Colombian and Peruvian Air Forces Cooperate to Fight Drug Trafficking

Colombian and Peruvian Air Forces Cooperate to Fight Drug Trafficking

By Dialogo
November 03, 2015

The Peruvian Air Force (FAP, for its Spanish acronym) and the Colombian Air Force (FAC, for its Spanish acronym) have reached an accord to exchange information and conduct joint training sessions to combat drug-trafficking organizations.

Lieutenant General Julio César Valdez Pomareda, the FAP's Chief of Staff, and Major General Luis Ignacio Barón Casas, Second-in-Command and Chief of Staff for the FAC, met during the first joint meeting of the Air Forces' Chiefs of Staff from August 11-13 in Bogotá, Colombia. At the first of what is planned to be an annual meeting, they discussed how to “improve institutional capabilities and strengthen operational performance keeping in mind the hazards posed in border zones,” according to the FAC.

“The threats in border areas are offset by, among other things, combined aerial exercises, the real-time exchange of information concerning illegal air traffic, and the exchange of experiences at the operational and training levels."

The Air Forces' accord builds on an agreement the FAP and FAC signed in 2002 to combat drug trafficking and related crimes, such as the smuggling of weapons and other contraband.

Interoperability and training

Officials with the two Air Forces focused on four issues of cooperation between the FAP and FAC during the rest of 2015 and 2016:

Sharing their respective experiences using unmanned aircraft (ART), also known as drones;

Cooperating to produce a Military aircraft;

Exchanging information about their respective experiences using the A-37 simulator for training purposes;

Discussing the lessons FAP and FAC officials learned during an interoperability exercise held by the two countries, an event that Brazil helped arrange concerning the application of International Humanitarian Law (DIH).

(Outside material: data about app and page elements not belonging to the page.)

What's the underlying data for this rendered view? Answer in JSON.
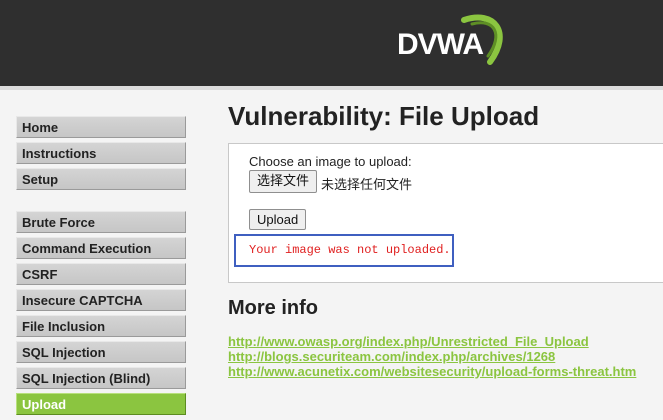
{
  "header": {
    "logo_text": "DVWA",
    "colors": {
      "background": "#2f2f2f",
      "logo_text": "#ffffff",
      "logo_swoosh": "#8bc540"
    }
  },
  "sidebar": {
    "group_1": [
      {
        "label": "Home"
      },
      {
        "label": "Instructions"
      },
      {
        "label": "Setup"
      }
    ],
    "group_2": [
      {
        "label": "Brute Force"
      },
      {
        "label": "Command Execution"
      },
      {
        "label": "CSRF"
      },
      {
        "label": "Insecure CAPTCHA"
      },
      {
        "label": "File Inclusion"
      },
      {
        "label": "SQL Injection"
      },
      {
        "label": "SQL Injection (Blind)"
      },
      {
        "label": "Upload",
        "selected": true
      }
    ],
    "colors": {
      "item": "#c8c8c8",
      "selected": "#8bc540"
    }
  },
  "main": {
    "title": "Vulnerability: File Upload",
    "form": {
      "prompt": "Choose an image to upload:",
      "file_button_label": "选择文件",
      "file_status": "未选择任何文件",
      "upload_button_label": "Upload",
      "error_message": "Your image was not uploaded."
    },
    "more_info": {
      "title": "More info",
      "links": [
        "http://www.owasp.org/index.php/Unrestricted_File_Upload",
        "http://blogs.securiteam.com/index.php/archives/1268",
        "http://www.acunetix.com/websitesecurity/upload-forms-threat.htm"
      ]
    },
    "colors": {
      "error": "#e02020",
      "link": "#8bc540",
      "highlight_box": "#3f5fc0"
    }
  }
}
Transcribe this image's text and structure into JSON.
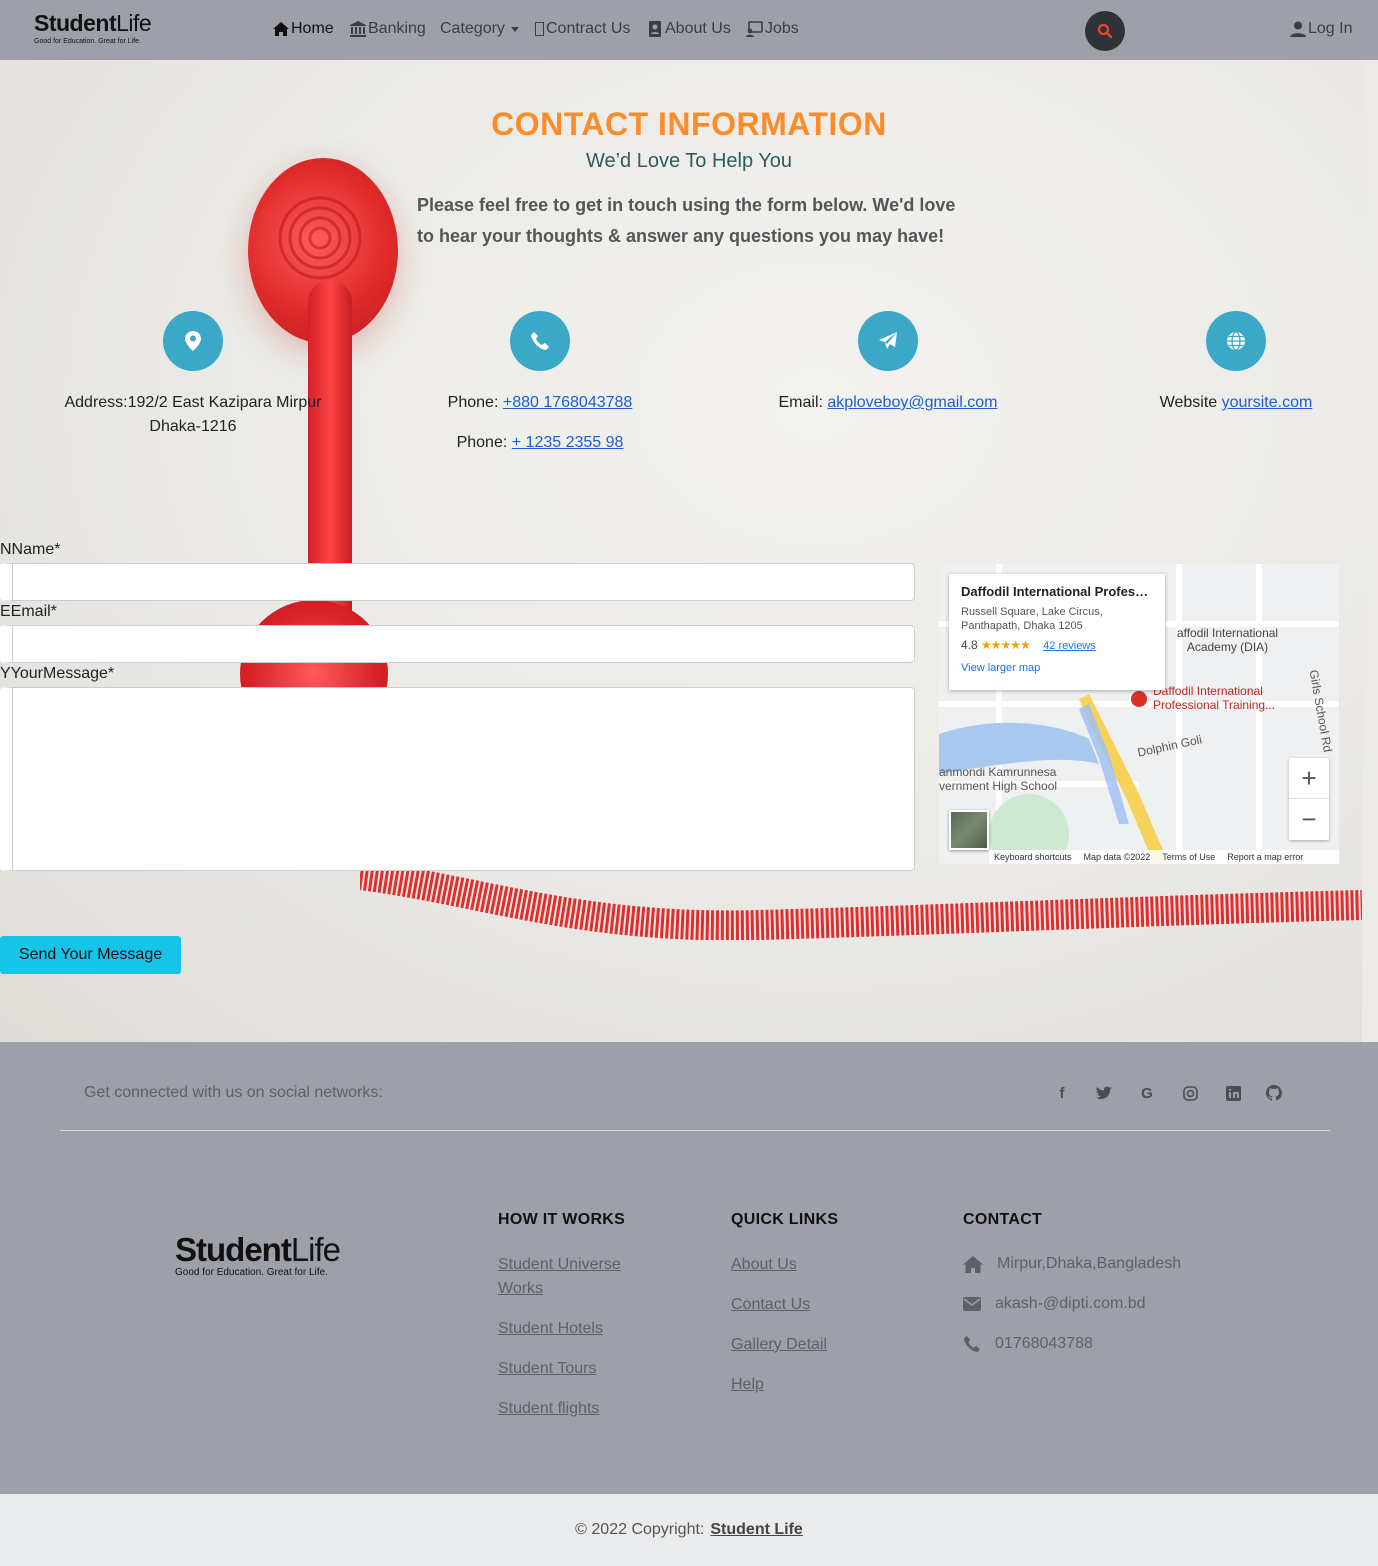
{
  "nav": {
    "logo_bold": "Student",
    "logo_light": "Life",
    "logo_tagline": "Good for Education. Great for Life.",
    "items": [
      {
        "label": "Home",
        "icon": "home-icon"
      },
      {
        "label": "Banking",
        "icon": "bank-icon"
      },
      {
        "label": "Category",
        "icon": "caret-down-icon"
      },
      {
        "label": "Contract Us",
        "icon": "missing-glyph-icon"
      },
      {
        "label": "About Us",
        "icon": "contact-card-icon"
      },
      {
        "label": "Jobs",
        "icon": "jobs-icon"
      }
    ],
    "login_label": "Log In"
  },
  "contact": {
    "title": "CONTACT INFORMATION",
    "subtitle": "We’d Love To Help You",
    "intro": "Please feel free to get in touch using the form below. We'd love to hear your thoughts & answer any questions you may have!",
    "address": "Address:192/2 East Kazipara Mirpur Dhaka-1216",
    "phone_label": "Phone:",
    "phone1": "+880 1768043788",
    "phone2": "+ 1235 2355 98",
    "email_label": "Email:",
    "email": "akploveboy@gmail.com",
    "website_label": "Website",
    "website": "yoursite.com"
  },
  "form": {
    "name_label": "NName*",
    "email_label": "EEmail*",
    "message_label": "YYourMessage*",
    "send_label": "Send Your Message"
  },
  "map": {
    "place_name": "Daffodil International Professi...",
    "place_address": "Russell Square, Lake Circus, Panthapath, Dhaka 1205",
    "rating": "4.8",
    "stars": "★★★★★",
    "reviews": "42 reviews",
    "larger_map": "View larger map",
    "label_academy": "affodil International Academy (DIA)",
    "label_training": "Daffodil International Professional Training...",
    "label_school": "anmondi Kamrunnesa vernment High School",
    "label_dolphin": "Dolphin Goli",
    "label_girls": "Girls School Rd",
    "footer": [
      "Keyboard shortcuts",
      "Map data ©2022",
      "Terms of Use",
      "Report a map error"
    ]
  },
  "footer": {
    "social_text": "Get connected with us on social networks:",
    "social": [
      "facebook-icon",
      "twitter-icon",
      "google-icon",
      "instagram-icon",
      "linkedin-icon",
      "github-icon"
    ],
    "logo_bold": "Student",
    "logo_light": "Life",
    "logo_tagline": "Good for Education. Great for Life.",
    "how_title": "HOW IT WORKS",
    "how_links": [
      "Student Universe Works",
      "Student Hotels",
      "Student Tours",
      "Student flights"
    ],
    "quick_title": "QUICK LINKS",
    "quick_links": [
      "About Us",
      "Contact Us",
      "Gallery Detail",
      "Help"
    ],
    "contact_title": "CONTACT",
    "contact_address": "Mirpur,Dhaka,Bangladesh",
    "contact_email": "akash-@dipti.com.bd",
    "contact_phone": "01768043788",
    "copyright": "© 2022 Copyright:",
    "copyright_link": "Student Life"
  },
  "colors": {
    "title": "#fa8c2a",
    "icon_circle": "#3ba8c8",
    "send_button": "#17c3e6",
    "nav_bg": "#9ea0a9"
  }
}
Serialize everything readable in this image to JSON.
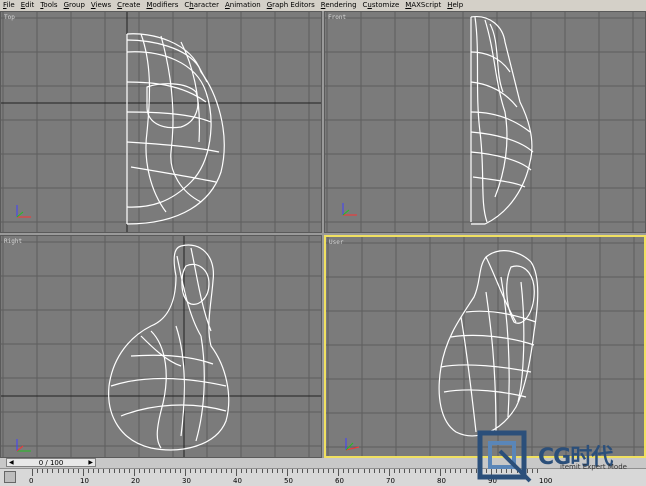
{
  "menu": [
    {
      "label": "File",
      "accel": "F"
    },
    {
      "label": "Edit",
      "accel": "E"
    },
    {
      "label": "Tools",
      "accel": "T"
    },
    {
      "label": "Group",
      "accel": "G"
    },
    {
      "label": "Views",
      "accel": "V"
    },
    {
      "label": "Create",
      "accel": "C"
    },
    {
      "label": "Modifiers",
      "accel": "M"
    },
    {
      "label": "Character",
      "accel": "h"
    },
    {
      "label": "Animation",
      "accel": "A"
    },
    {
      "label": "Graph Editors",
      "accel": "G"
    },
    {
      "label": "Rendering",
      "accel": "R"
    },
    {
      "label": "Customize",
      "accel": "u"
    },
    {
      "label": "MAXScript",
      "accel": "M"
    },
    {
      "label": "Help",
      "accel": "H"
    }
  ],
  "viewports": {
    "top": {
      "label": "Top"
    },
    "front": {
      "label": "Front"
    },
    "right": {
      "label": "Right"
    },
    "user": {
      "label": "User"
    }
  },
  "timeline": {
    "slider_text": "0 / 100",
    "ticks": [
      "0",
      "10",
      "20",
      "30",
      "40",
      "50",
      "60",
      "70",
      "80",
      "90",
      "100"
    ]
  },
  "watermark": {
    "brand": "CG时代",
    "tagline": "itemit Expert Mode"
  },
  "colors": {
    "viewport_bg": "#7b7b7b",
    "grid": "#5c5c5c",
    "wire": "#ffffff",
    "active_border": "#f0e060"
  }
}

“The standardization of phraseology, communication, the control of air traffic, and the capture of aircraft are essential in the fight against drug trafficking,” Retired FAP Lieutenant General Carlos Bohórquez Castellares told Diálogo. “
This is a gargantuan task and requires a great deal of coordination...these procedures must be continuously updated by the two countries to keep up with the new multidimensional threats that arise every day at the regional level. These threats include organized crime, terrorism, illegal mining, and human trafficking.”

Officials from the two Air Forces discussed their respective capabilities and shared information about their facilities and equipment. Those from the FAP, including Lt. Gen. Valdez, spent part of their time during the joint meeting with officials from the FAC's CACOM-4 -- which is also known as “the Cradle of Rotary Wing Pilots” and is part of a larger technological, operational, and social project. They also visited the FAC's Aerospatial Medicine Corporation (CEMAE) and the Military Transport Aerial Command (CATAM).

Strengthening ties

The meeting bolstered “the ties of friendship and cooperation between the Air Forces of Colombia and Peru,” according to the FAC. “The cooperative nature of the relationship between the two countries’ Air Forces is of great importance, and it is because of this that a Second-in-Command position has been created specifically for the needs of the Air Force. There is a significant number of overlapping themes and ample opportunity for mutual cooperation with the aim of strengthening operational capabilities, which will benefit regional security.”

Those opportunities for cooperation extend to the other branches of the Armed Forces of Peru and Colombia. For instance, the General Armed Forces Command's "Roundtable Talks of the Senior Officers of the Armed Forces of Colombia and Peru" has boasted participation from Second-inCommand personnel from each of the branches of the Armed Forces for 21 years.

The need for coordinated anti-drug efforts

Cooperation in the fight against international drug trafficking is needed to fight transnational criminal organizations, which are constantly evolving to develop new air, maritime, and terrestrial transportation routes.

“In this sense, the meeting of the Chiefs of Staff takes on great relevance with the common goal of closing spaces to drug trafficking,” Retired Lt. Gen. Bohórquez explained. “The problem of drug trafficking is very real, and the Colombian and Peruvian Air Forces are constantly updating much of their investigative work to keep up with the crime rings.”

Colombian and Brazilian organized crime groups traffic drugs throughout the region where Brazil, Colombia, and Peru meet.

“However, the actual trading is supervised by smaller organizations with operating bases often located downstream in either Brazil or Peru, where much of the drug production in the area happens,”
reported in April 2014.